There are two machines that you may have your treatment on. If you are having X-Ray treatment you will be treated on a machine called DXR. If you are on DXR, please give your name to the receptionist in the out-patient department at the front of the hospital when you arrive for treatment.

If you are having electron treatment, your machine will be a linear accelerator or LA for short. Please go to the radiotherapy department entrance at the back of the hospital and give your name to the receptionist there.

In the treatment room you will lie on the treatment bed in a comfortable position. Your radiographers will position the machine in line with your marks. The radiographers leave the room to switch the machine on. They watch you carefully on television monitors. If you need them to come in while the machine is on, you can wave your hand. They will switch the machine off then come in to you. The treatment can be restarted when you are comfortable again.

Your treatment only takes a few minutes and you will not feel anything. We play music to help the time to pass. You are welcome to bring your own CDs.

The DXR machine is quiet when it is on. It may lightly press on your skin. This should not be painful. 

Treatment on DXR machine Having treatment on DXR

The LA machine makes a buzzing noise when it is on. It will not touch your skin but will come quite close to you. 

Radiotherapy electron treatment Having electron treatment on a linear accelerator

Treatment side effects

Radiotherapy causes a skin reaction; the area that we treat may become red and itchy. If this area has a scab, it may bleed a little. Please tell your radiographers if you are worried about your skin reaction they will advise you hope to look after your skin during your treatment.

If the area around your nose is being treated you may have crusting and bleeding from the inside of your nose.

If your lip is being treated you may experience a sore mouth. If this happens you should avoid eating very hot or very cold food and drinks.

If your eyelid is being treated your eye may become red and itchy.

If we are treating your scalp we may ask you not to wash your hair.

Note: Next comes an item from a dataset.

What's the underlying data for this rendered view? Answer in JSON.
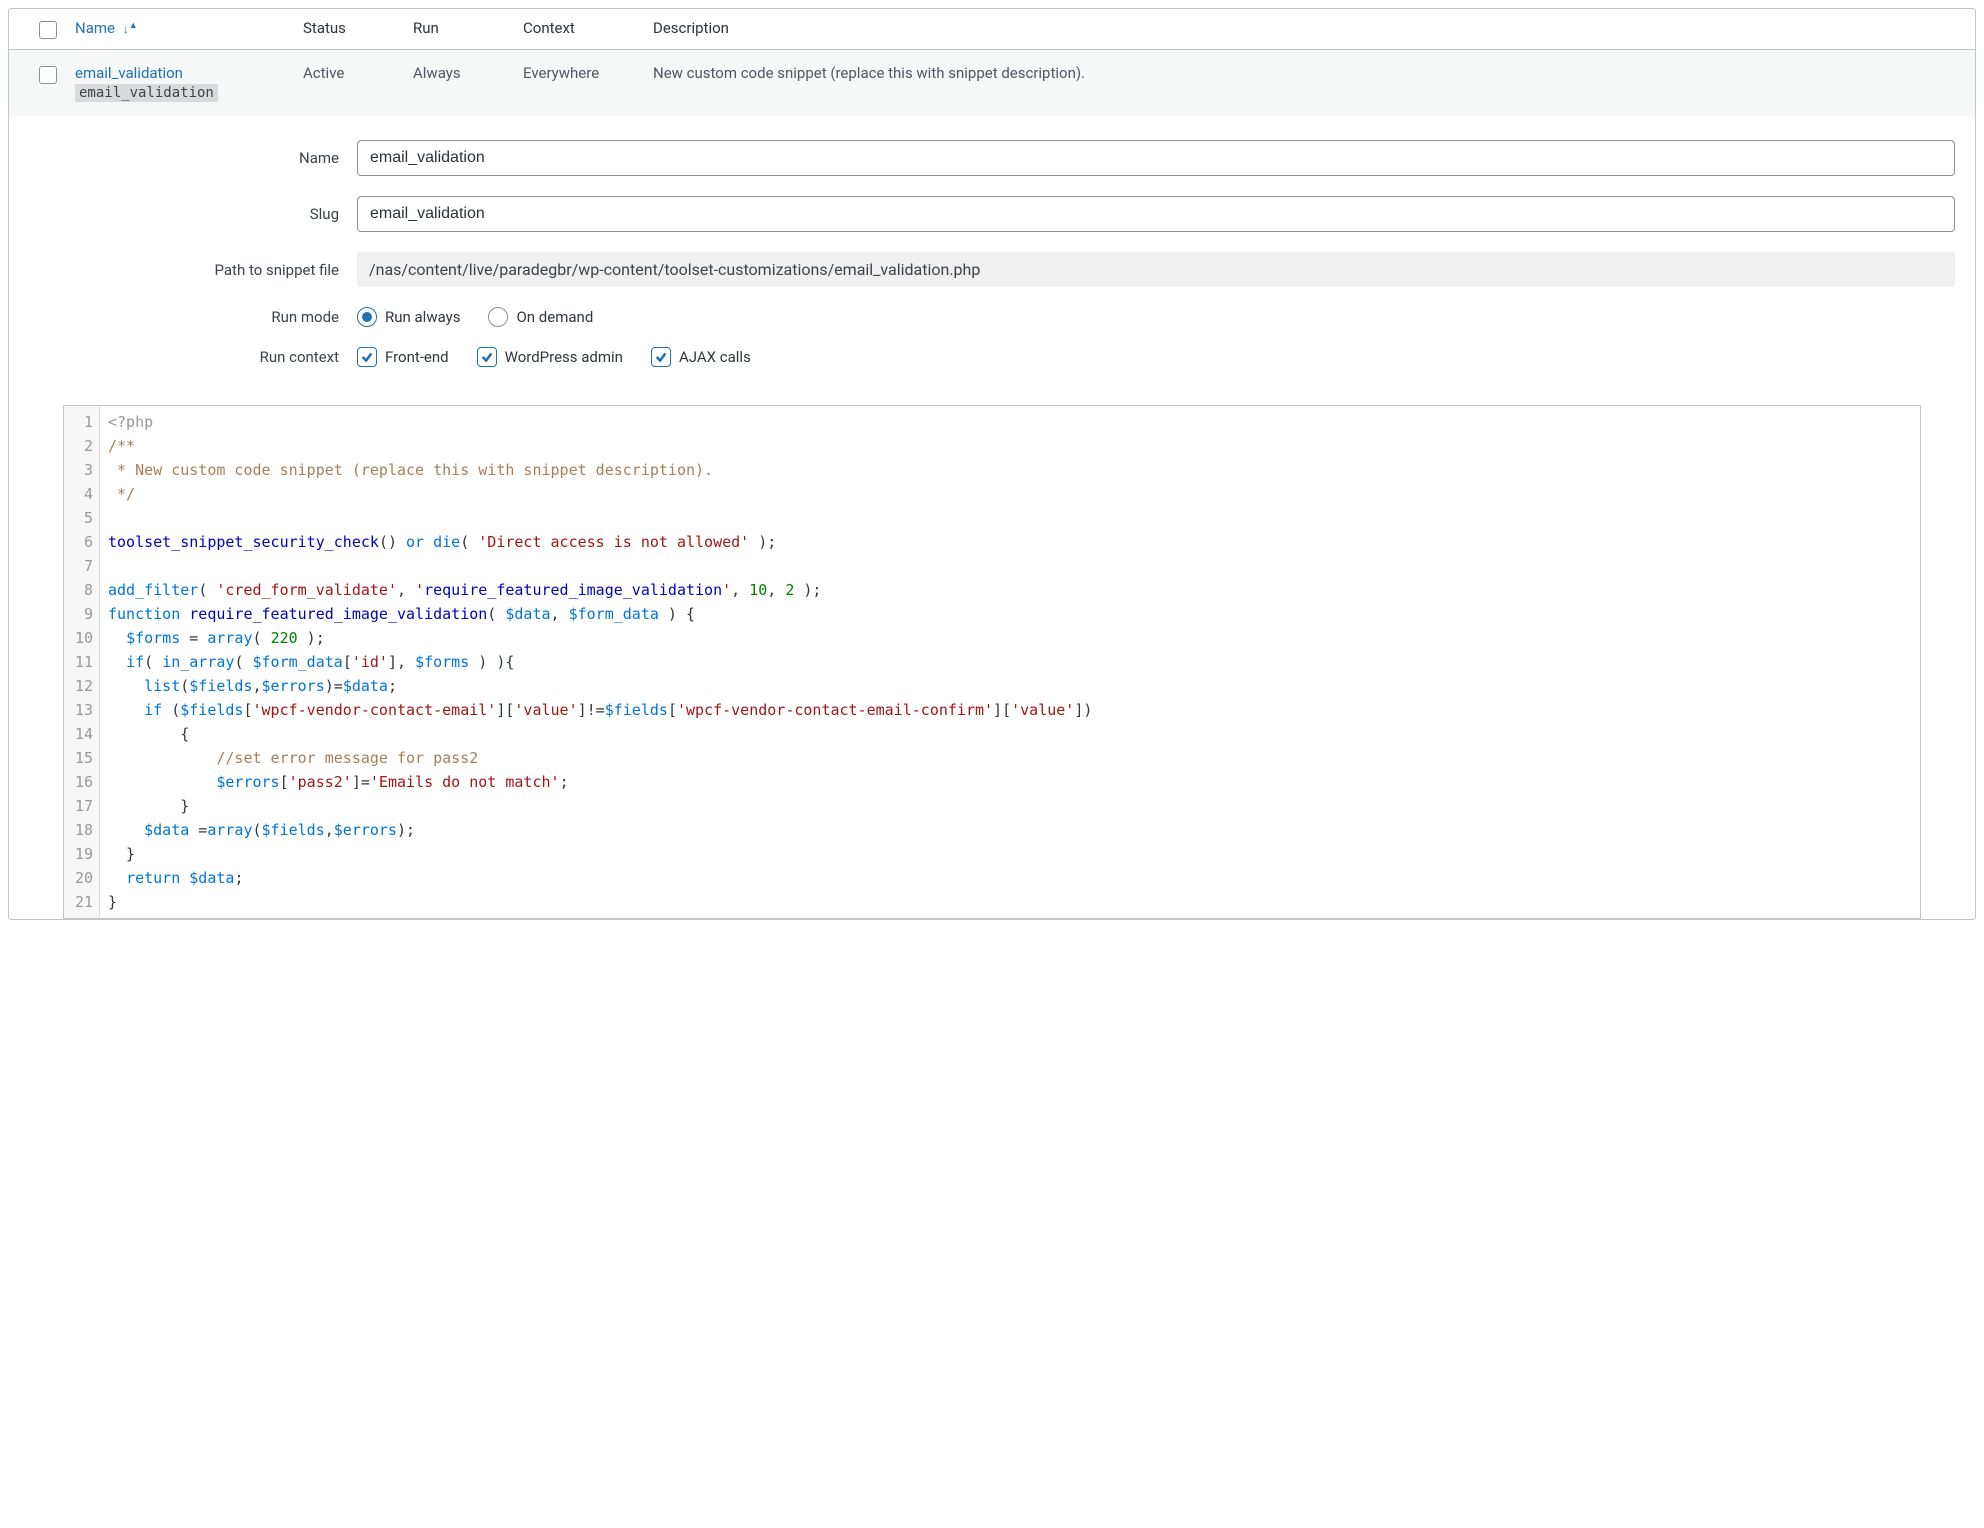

It is important the area being treated is kept out of the sun. You should wear a hat if the treatment area is on your head or face.

Please only use soaps and creams that the radiographers recommend, we will give you advice on skin care at the beginning of your treatment.

If you have skin markings around the area we are treating, it is important you should try to avoid washing them off. Don’t worry if the area does get wet accidentally, just pat the area dry.

To help your skin reaction:

  • Do not use make up on the area being treated.
  • Do not wet shave the treatment area. If possible, do not
    shave the treated area at all. If you have to shave you
    should use an electric shaver.
  • Do not use perfume or aftershave on the area being

Finishing your treatment

Your radiographers will tell you how to look after your skin over the next few weeks. Your skin may get very sore. You must be gentle with your skin until the redness goes. If you have a scab this may fall off and reform several times, this is normal. The new skin will grow underneath.

We will give you a follow up appointment several weeks after you finish radiotherapy. This may be to see your doctor in clinic or we may phone you.

If you are worried about anything to do with your treatment you can contact your treatment radiographers or the information and support radiographers for advice. The names and telephone number will be on your follow up appointment form.

If you need to change your follow up appointment, please ring your doctor’s secretary their number will be given to you on your follow up appointment form.

We will send your GP and dermatologist a report of your treatment once you have finished.

Contact telephone numbers

Velindre Hospital 029 2061 5888

Information, support and review Radiographers 029 2061 5888 ext 6421

Treatment machine (DXR) 029 2061 5888 ext 6261

Radiotherapy booking clerks 029 2019 6836

Transport from Aberdare
The Rowan Tree Cancer Care
01443 479369

Transport from Bridgend
01656 743344

Transport from Merthyr
Cancer Aid Merthyr
01685 379633

Tenovus freephone helpline 0808 808 1010

Macmillan Cancer Support 0808 808 0000

FPI 8    Issue 6 Dec    2013